• _Aim of the exercise_
Return every line of the records that includes the string "name".

• _Dataset content_

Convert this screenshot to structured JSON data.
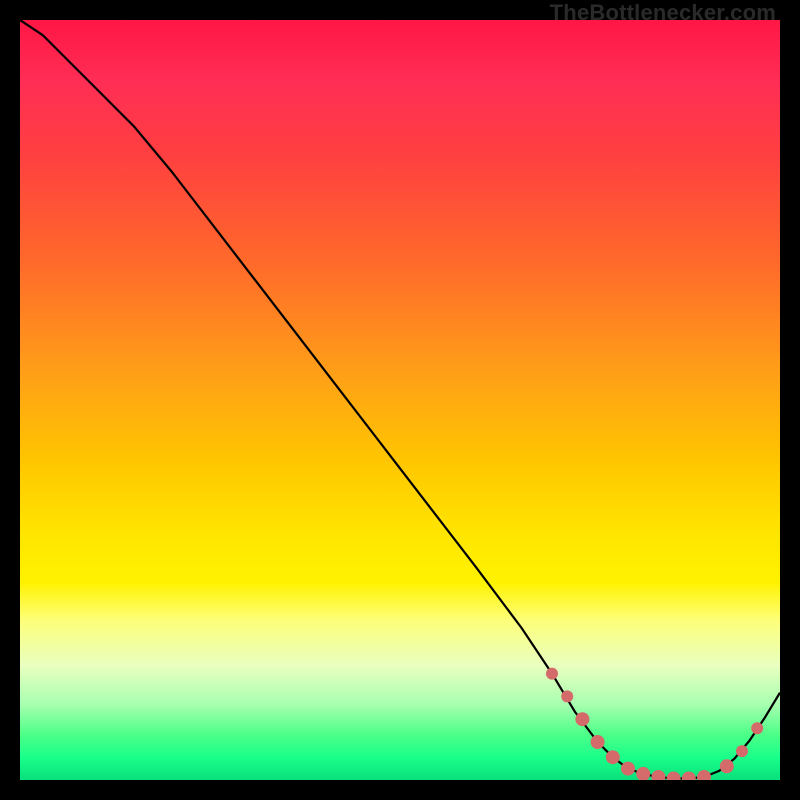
{
  "watermark": "TheBottlenecker.com",
  "colors": {
    "curve": "#000000",
    "marker": "#d46a6a",
    "markerStroke": "#b94f4f"
  },
  "chart_data": {
    "type": "line",
    "title": "",
    "xlabel": "",
    "ylabel": "",
    "xlim": [
      0,
      100
    ],
    "ylim": [
      0,
      100
    ],
    "series": [
      {
        "name": "bottleneck-curve",
        "x": [
          0,
          3,
          6,
          10,
          15,
          20,
          30,
          40,
          50,
          60,
          66,
          70,
          73,
          76,
          78,
          80,
          82,
          84,
          86,
          88,
          90,
          92,
          94,
          96,
          98,
          100
        ],
        "y": [
          100,
          98,
          95,
          91,
          86,
          80,
          67,
          54,
          41,
          28,
          20,
          14,
          9,
          5,
          3,
          1.5,
          0.8,
          0.4,
          0.2,
          0.2,
          0.4,
          1.2,
          2.8,
          5.2,
          8.2,
          11.5
        ]
      }
    ],
    "markers": {
      "name": "highlight-dots",
      "x": [
        70,
        72,
        74,
        76,
        78,
        80,
        82,
        84,
        86,
        88,
        90,
        93,
        95,
        97
      ],
      "y": [
        14,
        11,
        8,
        5,
        3,
        1.5,
        0.8,
        0.4,
        0.2,
        0.2,
        0.4,
        1.8,
        3.8,
        6.8
      ]
    }
  }
}
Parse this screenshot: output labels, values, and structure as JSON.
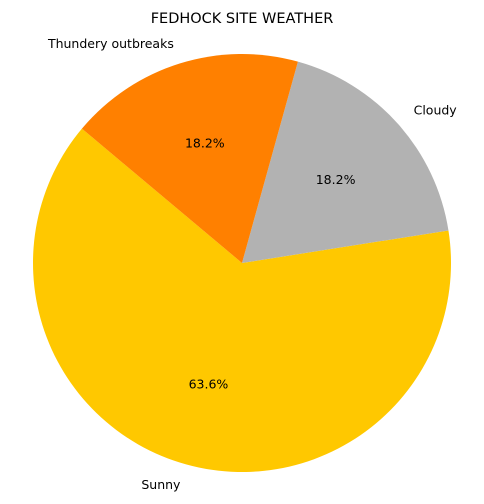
{
  "chart_data": {
    "type": "pie",
    "title": "FEDHOCK SITE WEATHER",
    "categories": [
      "Sunny",
      "Cloudy",
      "Thundery outbreaks"
    ],
    "values": [
      63.6,
      18.2,
      18.2
    ],
    "percent_labels": [
      "63.6%",
      "18.2%",
      "18.2%"
    ],
    "colors": [
      "#ffc800",
      "#b2b2b2",
      "#ff8000"
    ],
    "start_angle_deg": 140,
    "direction": "counterclockwise",
    "legend": "none"
  }
}
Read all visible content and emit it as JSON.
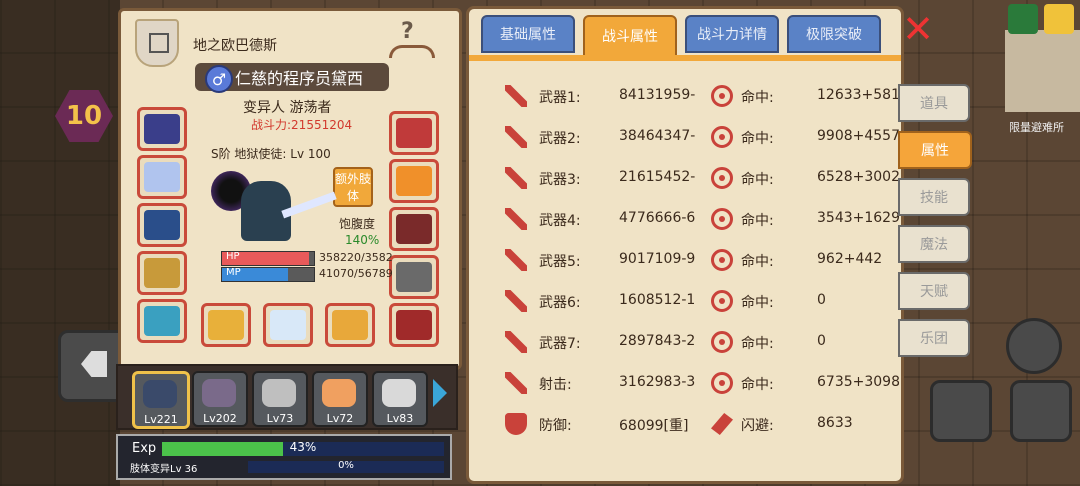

• _Task response_
        "name": "bottleneck-curve",
      "name": "highlight-dots",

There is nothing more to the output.